Directions: Take from the data every line in which the word "explicit" is found.
Material shown below:
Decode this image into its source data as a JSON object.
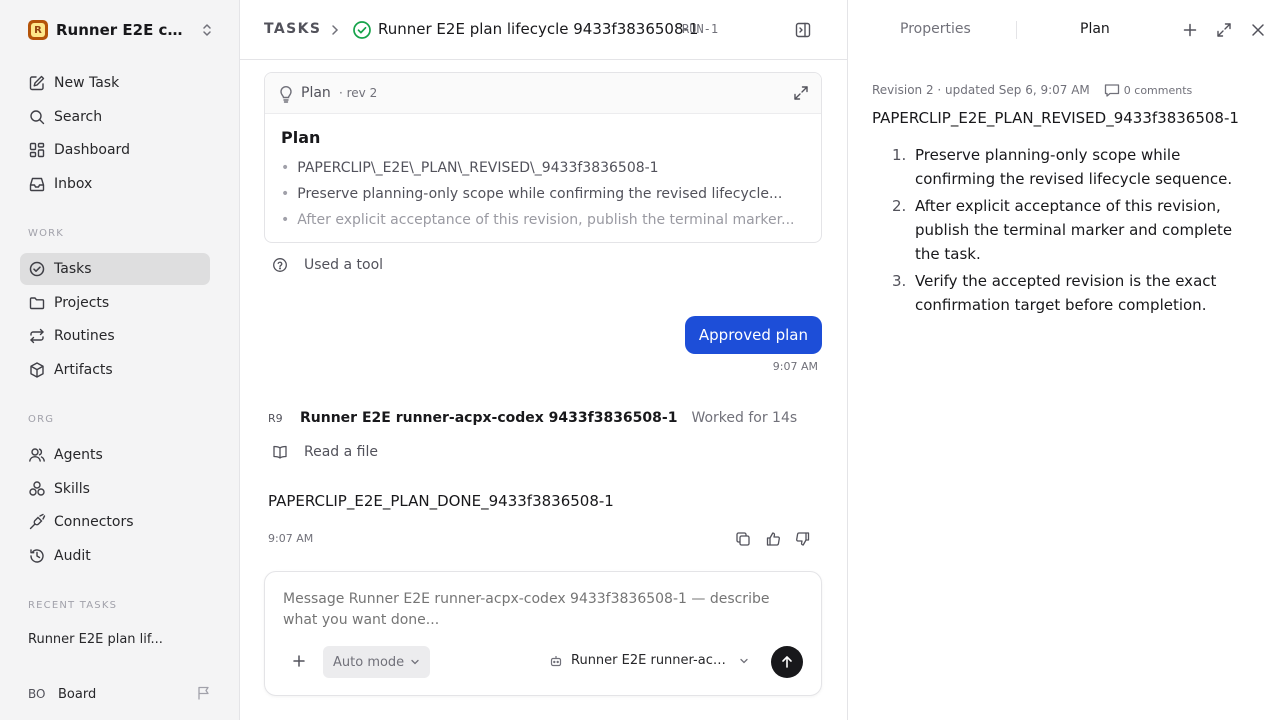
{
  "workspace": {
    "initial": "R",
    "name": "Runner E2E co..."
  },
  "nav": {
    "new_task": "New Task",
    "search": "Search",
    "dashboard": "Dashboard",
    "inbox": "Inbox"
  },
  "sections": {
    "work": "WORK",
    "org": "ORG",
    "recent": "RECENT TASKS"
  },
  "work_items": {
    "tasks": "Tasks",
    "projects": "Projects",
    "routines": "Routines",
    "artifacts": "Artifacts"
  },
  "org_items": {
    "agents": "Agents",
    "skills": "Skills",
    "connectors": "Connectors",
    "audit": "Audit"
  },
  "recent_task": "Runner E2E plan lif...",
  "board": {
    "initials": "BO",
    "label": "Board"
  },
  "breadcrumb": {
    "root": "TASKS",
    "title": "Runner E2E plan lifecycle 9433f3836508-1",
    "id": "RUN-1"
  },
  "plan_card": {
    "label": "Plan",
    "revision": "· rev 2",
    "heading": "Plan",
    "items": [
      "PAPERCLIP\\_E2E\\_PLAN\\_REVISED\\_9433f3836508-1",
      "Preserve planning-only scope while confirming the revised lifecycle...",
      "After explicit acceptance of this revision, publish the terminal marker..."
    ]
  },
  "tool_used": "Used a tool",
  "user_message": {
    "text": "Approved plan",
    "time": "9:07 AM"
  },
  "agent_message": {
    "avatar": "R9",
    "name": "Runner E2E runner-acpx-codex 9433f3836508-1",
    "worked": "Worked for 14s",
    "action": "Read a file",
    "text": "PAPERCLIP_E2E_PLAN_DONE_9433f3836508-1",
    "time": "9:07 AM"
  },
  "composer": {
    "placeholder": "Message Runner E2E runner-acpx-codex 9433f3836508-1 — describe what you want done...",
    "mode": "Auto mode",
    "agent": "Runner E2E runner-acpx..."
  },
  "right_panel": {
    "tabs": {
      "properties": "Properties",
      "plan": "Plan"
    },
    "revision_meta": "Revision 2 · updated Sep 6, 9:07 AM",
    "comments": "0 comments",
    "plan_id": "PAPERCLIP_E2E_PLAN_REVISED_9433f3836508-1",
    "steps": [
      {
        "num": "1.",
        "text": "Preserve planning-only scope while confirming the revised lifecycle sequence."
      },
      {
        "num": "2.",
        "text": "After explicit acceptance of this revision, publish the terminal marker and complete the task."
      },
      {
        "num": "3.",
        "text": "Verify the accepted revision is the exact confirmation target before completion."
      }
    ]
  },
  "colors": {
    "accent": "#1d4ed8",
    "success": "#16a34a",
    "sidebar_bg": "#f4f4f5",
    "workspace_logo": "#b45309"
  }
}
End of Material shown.
Answer for the task:
      "After explicit acceptance of this revision, publish the terminal marker..."
        "text": "After explicit acceptance of this revision, publish the terminal marker and complete the task."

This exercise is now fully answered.